### DIRECTIONS FOR THIS TASK
Pick out and copy every line below that has the word "stats".
+ + + + +
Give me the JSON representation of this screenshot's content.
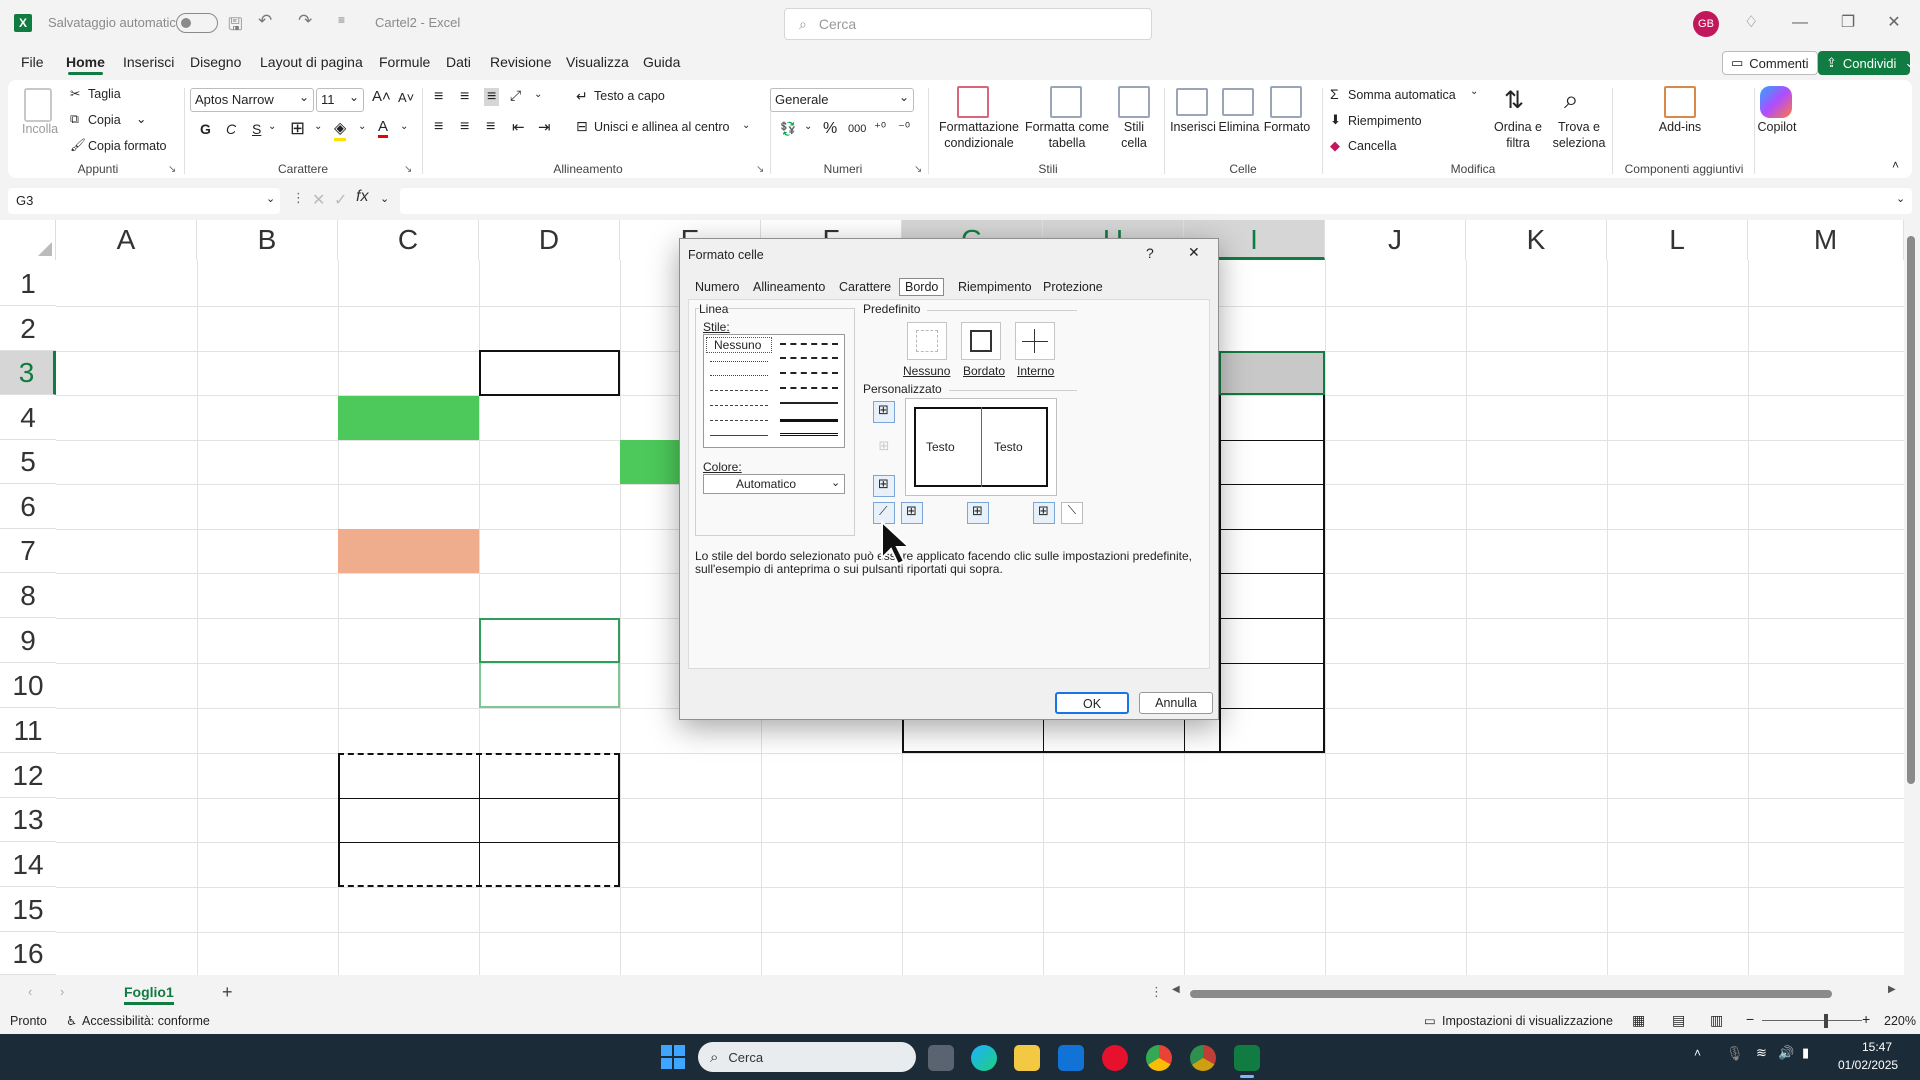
{
  "titlebar": {
    "autosave_label": "Salvataggio automatico",
    "doc_title": "Cartel2  -  Excel",
    "search_placeholder": "Cerca",
    "avatar_initials": "GB"
  },
  "menu": {
    "items": [
      "File",
      "Home",
      "Inserisci",
      "Disegno",
      "Layout di pagina",
      "Formule",
      "Dati",
      "Revisione",
      "Visualizza",
      "Guida"
    ],
    "active": "Home",
    "comments_label": "Commenti",
    "share_label": "Condividi"
  },
  "ribbon": {
    "clipboard": {
      "paste": "Incolla",
      "cut": "Taglia",
      "copy": "Copia",
      "format_painter": "Copia formato",
      "group": "Appunti"
    },
    "font": {
      "name": "Aptos Narrow",
      "size": "11",
      "bold": "G",
      "italic": "C",
      "underline": "S",
      "group": "Carattere"
    },
    "alignment": {
      "wrap": "Testo a capo",
      "merge": "Unisci e allinea al centro",
      "group": "Allineamento"
    },
    "number": {
      "format": "Generale",
      "group": "Numeri",
      "percent": "%",
      "thousands": "000"
    },
    "styles": {
      "conditional": [
        "Formattazione",
        "condizionale"
      ],
      "table": [
        "Formatta come",
        "tabella"
      ],
      "cell_styles": [
        "Stili",
        "cella"
      ],
      "group": "Stili"
    },
    "cells": {
      "insert": "Inserisci",
      "delete": "Elimina",
      "format": "Formato",
      "group": "Celle"
    },
    "editing": {
      "autosum": "Somma automatica",
      "fill": "Riempimento",
      "clear": "Cancella",
      "sort": [
        "Ordina e",
        "filtra"
      ],
      "find": [
        "Trova e",
        "seleziona"
      ],
      "group": "Modifica"
    },
    "addins": {
      "addins": "Add-ins",
      "group": "Componenti aggiuntivi"
    },
    "copilot": "Copilot"
  },
  "formula_bar": {
    "name_box": "G3",
    "fx": "fx",
    "content": ""
  },
  "grid": {
    "columns": [
      "A",
      "B",
      "C",
      "D",
      "E",
      "F",
      "G",
      "H",
      "I",
      "J",
      "K",
      "L",
      "M"
    ],
    "rows": [
      "1",
      "2",
      "3",
      "4",
      "5",
      "6",
      "7",
      "8",
      "9",
      "10",
      "11",
      "12",
      "13",
      "14",
      "15",
      "16"
    ],
    "selected_columns": [
      "G",
      "H",
      "I"
    ],
    "selected_row": "3",
    "colors": {
      "green": "#4cc95a",
      "salmon": "#f0ad8e",
      "selection": "#c8c8c8",
      "accent": "#107c41"
    }
  },
  "sheet": {
    "tab": "Foglio1",
    "add": "+"
  },
  "status": {
    "ready": "Pronto",
    "accessibility": "Accessibilità: conforme",
    "view_settings": "Impostazioni di visualizzazione",
    "zoom": "220%"
  },
  "taskbar": {
    "search": "Cerca",
    "time": "15:47",
    "date": "01/02/2025"
  },
  "dialog": {
    "title": "Formato celle",
    "help": "?",
    "close": "✕",
    "tabs": [
      "Numero",
      "Allineamento",
      "Carattere",
      "Bordo",
      "Riempimento",
      "Protezione"
    ],
    "active_tab": "Bordo",
    "line_label": "Linea",
    "style_label": "Stile:",
    "style_none": "Nessuno",
    "color_label": "Colore:",
    "color_value": "Automatico",
    "presets_label": "Predefinito",
    "presets": [
      "Nessuno",
      "Bordato",
      "Interno"
    ],
    "custom_label": "Personalizzato",
    "preview_text": [
      "Testo",
      "Testo"
    ],
    "help_text": "Lo stile del bordo selezionato può essere applicato facendo clic sulle impostazioni predefinite, sull'esempio di anteprima o sui pulsanti riportati qui sopra.",
    "ok": "OK",
    "cancel": "Annulla"
  }
}
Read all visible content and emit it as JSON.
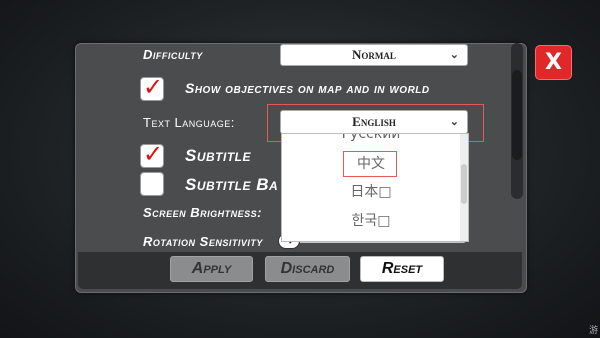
{
  "settings": {
    "difficulty_label": "Difficulty",
    "difficulty_value": "Normal",
    "show_objectives_label": "Show objectives on map and in world",
    "show_objectives_checked": true,
    "text_language_label": "Text Language:",
    "text_language_value": "English",
    "subtitle_label": "Subtitle",
    "subtitle_checked": true,
    "subtitle_bg_label": "Subtitle Ba",
    "subtitle_bg_checked": false,
    "screen_brightness_label": "Screen Brightness:",
    "rotation_sensitivity_label": "Rotation Sensitivity"
  },
  "language_options": [
    "Русский",
    "中文",
    "日本□",
    "한국□"
  ],
  "language_highlighted": "中文",
  "buttons": {
    "apply": "Apply",
    "discard": "Discard",
    "reset": "Reset",
    "close": "X"
  },
  "icons": {
    "chevron": "chevron-down-icon",
    "check": "checkmark-icon",
    "slider_knob": "arrow-right-icon"
  },
  "colors": {
    "close_red": "#e02828",
    "check_red": "#d11111",
    "highlight_outline": "#e05a5a"
  },
  "corner_text": "游"
}
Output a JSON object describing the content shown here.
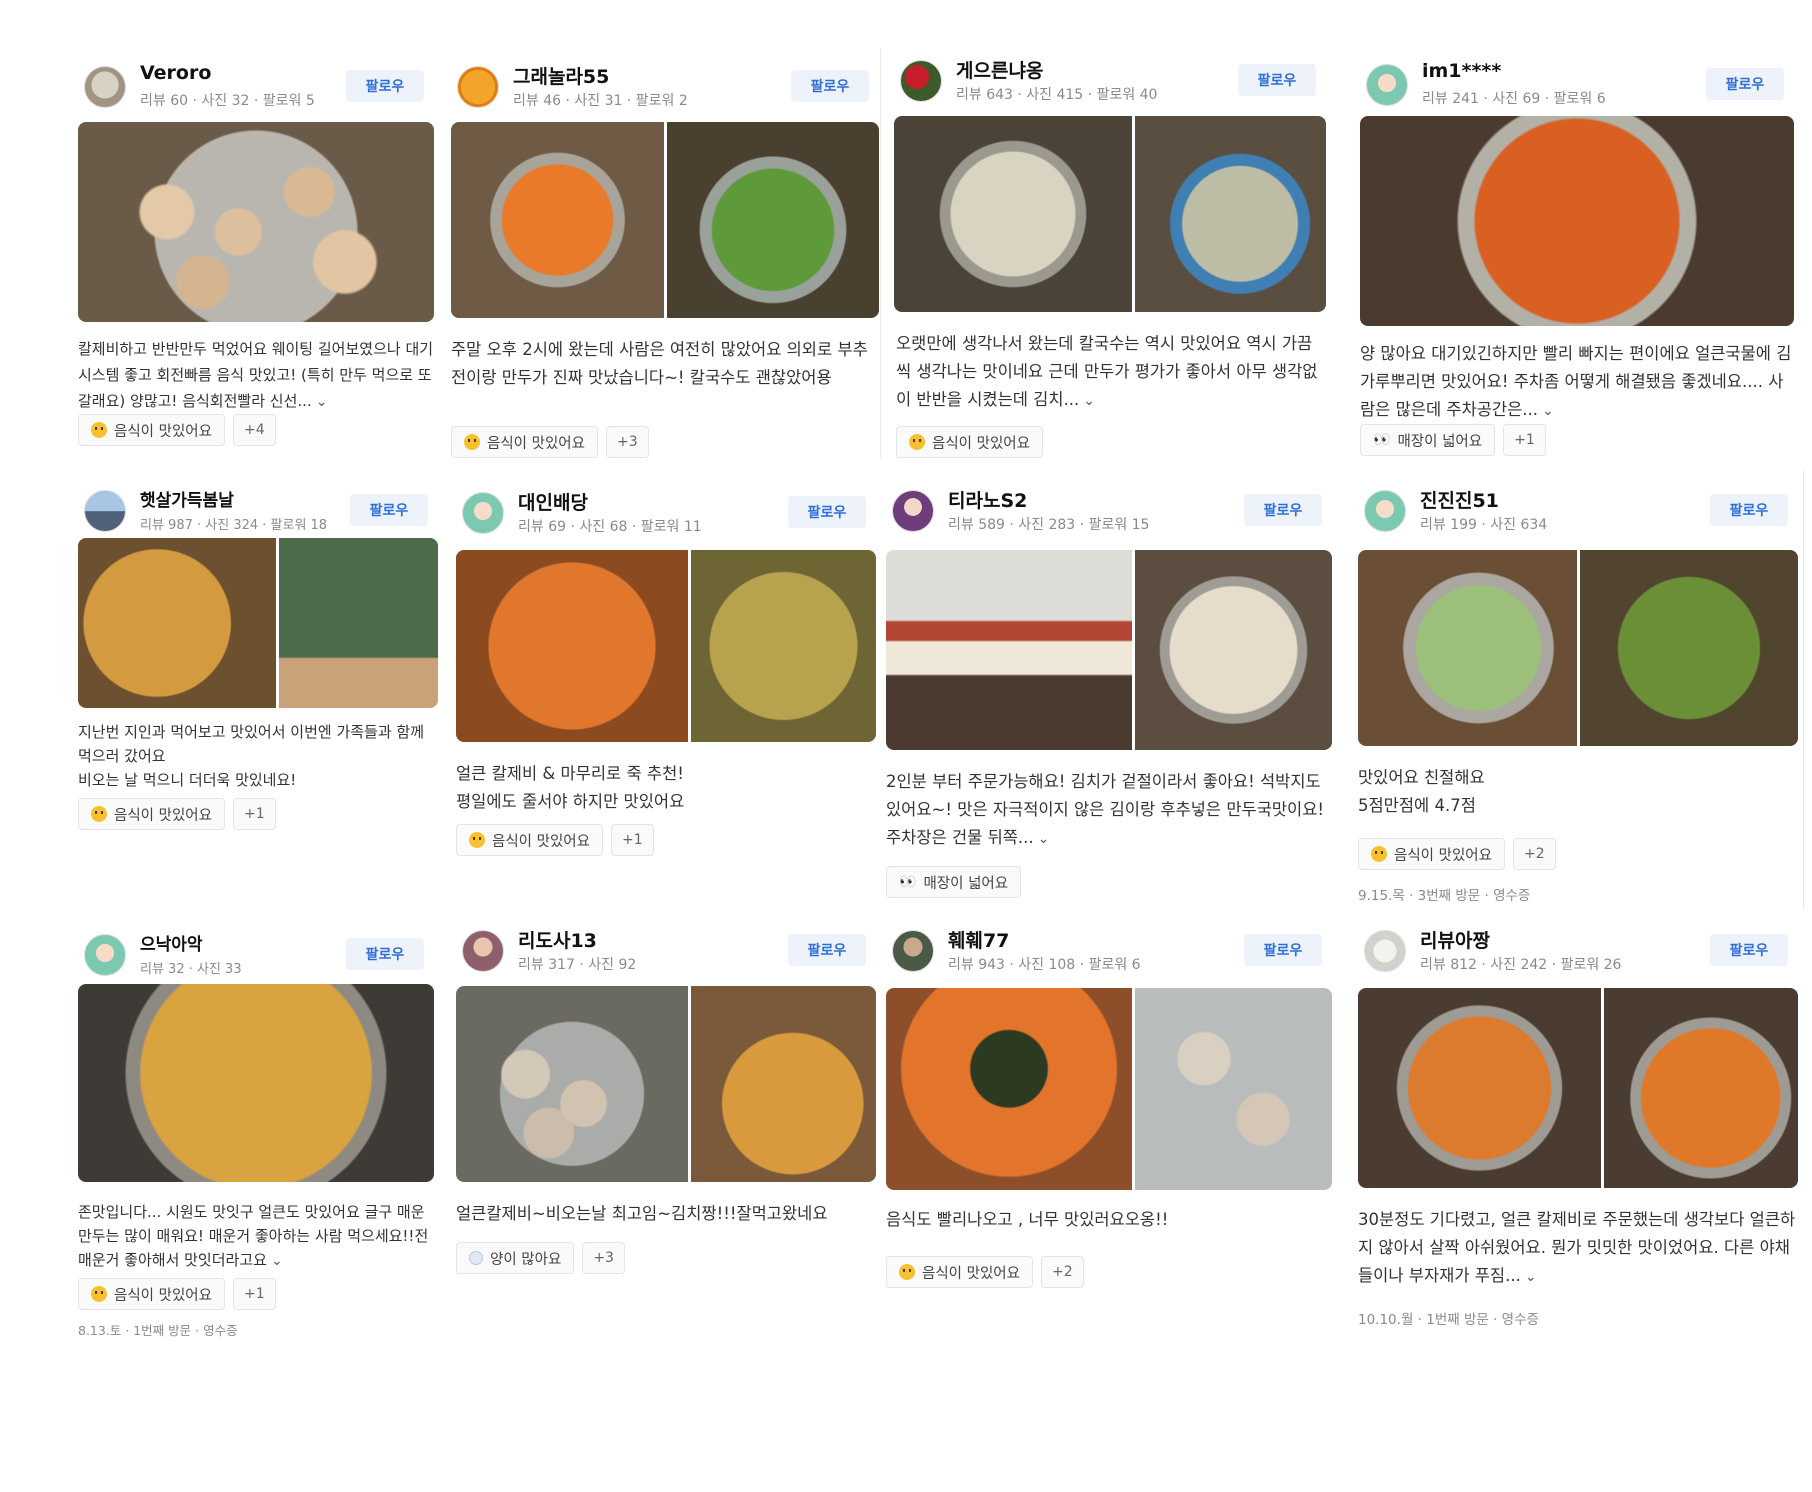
{
  "follow_label": "팔로우",
  "cards": [
    {
      "name": "Veroro",
      "stats": "리뷰 60 · 사진 32 · 팔로워 5",
      "review": "칼제비하고 반반만두 먹었어요 웨이팅 길어보였으나 대기시스템 좋고 회전빠름 음식 맛있고! (특히 만두 먹으로 또 갈래요) 양많고! 음식회전빨라 신선...",
      "tag": "음식이 맛있어요",
      "tag_more": "+4",
      "visit": ""
    },
    {
      "name": "그래놀라55",
      "stats": "리뷰 46 · 사진 31 · 팔로워 2",
      "review": "주말 오후 2시에 왔는데 사람은 여전히 많았어요 의외로 부추전이랑 만두가 진짜 맛났습니다~! 칼국수도 괜찮았어용",
      "tag": "음식이 맛있어요",
      "tag_more": "+3",
      "visit": ""
    },
    {
      "name": "게으른냐옹",
      "stats": "리뷰 643 · 사진 415 · 팔로워 40",
      "review": "오랫만에 생각나서 왔는데 칼국수는 역시 맛있어요 역시 가끔씩 생각나는 맛이네요 근데 만두가 평가가 좋아서 아무 생각없이 반반을 시켰는데 김치...",
      "tag": "음식이 맛있어요",
      "tag_more": "",
      "visit": ""
    },
    {
      "name": "im1****",
      "stats": "리뷰 241 · 사진 69 · 팔로워 6",
      "review": "양 많아요 대기있긴하지만 빨리 빠지는 편이에요 얼큰국물에 김가루뿌리면 맛있어요! 주차좀 어떻게 해결됐음 좋겠네요.... 사람은 많은데 주차공간은...",
      "tag": "매장이 넓어요",
      "tag_more": "+1",
      "visit": ""
    },
    {
      "name": "햇살가득봄날",
      "stats": "리뷰 987 · 사진 324 · 팔로워 18",
      "review": "지난번 지인과 먹어보고 맛있어서 이번엔 가족들과 함께 먹으러 갔어요\n비오는 날 먹으니 더더욱 맛있네요!",
      "tag": "음식이 맛있어요",
      "tag_more": "+1",
      "visit": ""
    },
    {
      "name": "대인배당",
      "stats": "리뷰 69 · 사진 68 · 팔로워 11",
      "review": "얼큰 칼제비 & 마무리로 죽 추천!\n평일에도 줄서야 하지만 맛있어요",
      "tag": "음식이 맛있어요",
      "tag_more": "+1",
      "visit": ""
    },
    {
      "name": "티라노S2",
      "stats": "리뷰 589 · 사진 283 · 팔로워 15",
      "review": "2인분 부터 주문가능해요! 김치가 겉절이라서 좋아요! 석박지도있어요~! 맛은 자극적이지 않은 김이랑 후추넣은 만두국맛이요! 주차장은 건물 뒤쪽...",
      "tag": "매장이 넓어요",
      "tag_more": "",
      "visit": ""
    },
    {
      "name": "진진진51",
      "stats": "리뷰 199 · 사진 634",
      "review": "맛있어요 친절해요\n5점만점에 4.7점",
      "tag": "음식이 맛있어요",
      "tag_more": "+2",
      "visit": "9.15.목 · 3번째 방문 · 영수증"
    },
    {
      "name": "으낙아악",
      "stats": "리뷰 32 · 사진 33",
      "review": "존맛입니다... 시원도 맛잇구 얼큰도 맛있어요 글구 매운만두는 많이 매워요! 매운거 좋아하는 사람 먹으세요!!전 매운거 좋아해서 맛잇더라고요",
      "tag": "음식이 맛있어요",
      "tag_more": "+1",
      "visit": "8.13.토 · 1번째 방문 · 영수증"
    },
    {
      "name": "리도사13",
      "stats": "리뷰 317 · 사진 92",
      "review": "얼큰칼제비~비오는날 최고임~김치짱!!!잘먹고왔네요",
      "tag": "양이 많아요",
      "tag_more": "+3",
      "visit": ""
    },
    {
      "name": "훼훼77",
      "stats": "리뷰 943 · 사진 108 · 팔로워 6",
      "review": "음식도 빨리나오고 , 너무 맛있러요오옹!!",
      "tag": "음식이 맛있어요",
      "tag_more": "+2",
      "visit": ""
    },
    {
      "name": "리뷰아짱",
      "stats": "리뷰 812 · 사진 242 · 팔로워 26",
      "review": "30분정도 기다렸고, 얼큰 칼제비로 주문했는데 생각보다 얼큰하지 않아서 살짝 아쉬웠어요. 뭔가 밋밋한 맛이었어요. 다른 야채들이나 부자재가 푸짐...",
      "tag": "",
      "tag_more": "",
      "visit": "10.10.월 · 1번째 방문 · 영수증"
    }
  ],
  "colors": {
    "follow_bg": "#eef3fb",
    "follow_text": "#2f6fd6"
  }
}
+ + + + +
### RESPONSE FOR THIS EXERCISE
      "stats": "리뷰 60 · 사진 32 · 팔로워 5",
      "stats": "리뷰 46 · 사진 31 · 팔로워 2",
      "stats": "리뷰 643 · 사진 415 · 팔로워 40",
      "stats": "리뷰 241 · 사진 69 · 팔로워 6",
      "stats": "리뷰 987 · 사진 324 · 팔로워 18",
      "stats": "리뷰 69 · 사진 68 · 팔로워 11",
      "stats": "리뷰 589 · 사진 283 · 팔로워 15",
      "stats": "리뷰 199 · 사진 634",
      "stats": "리뷰 32 · 사진 33",
      "stats": "리뷰 317 · 사진 92",
      "stats": "리뷰 943 · 사진 108 · 팔로워 6",
      "stats": "리뷰 812 · 사진 242 · 팔로워 26",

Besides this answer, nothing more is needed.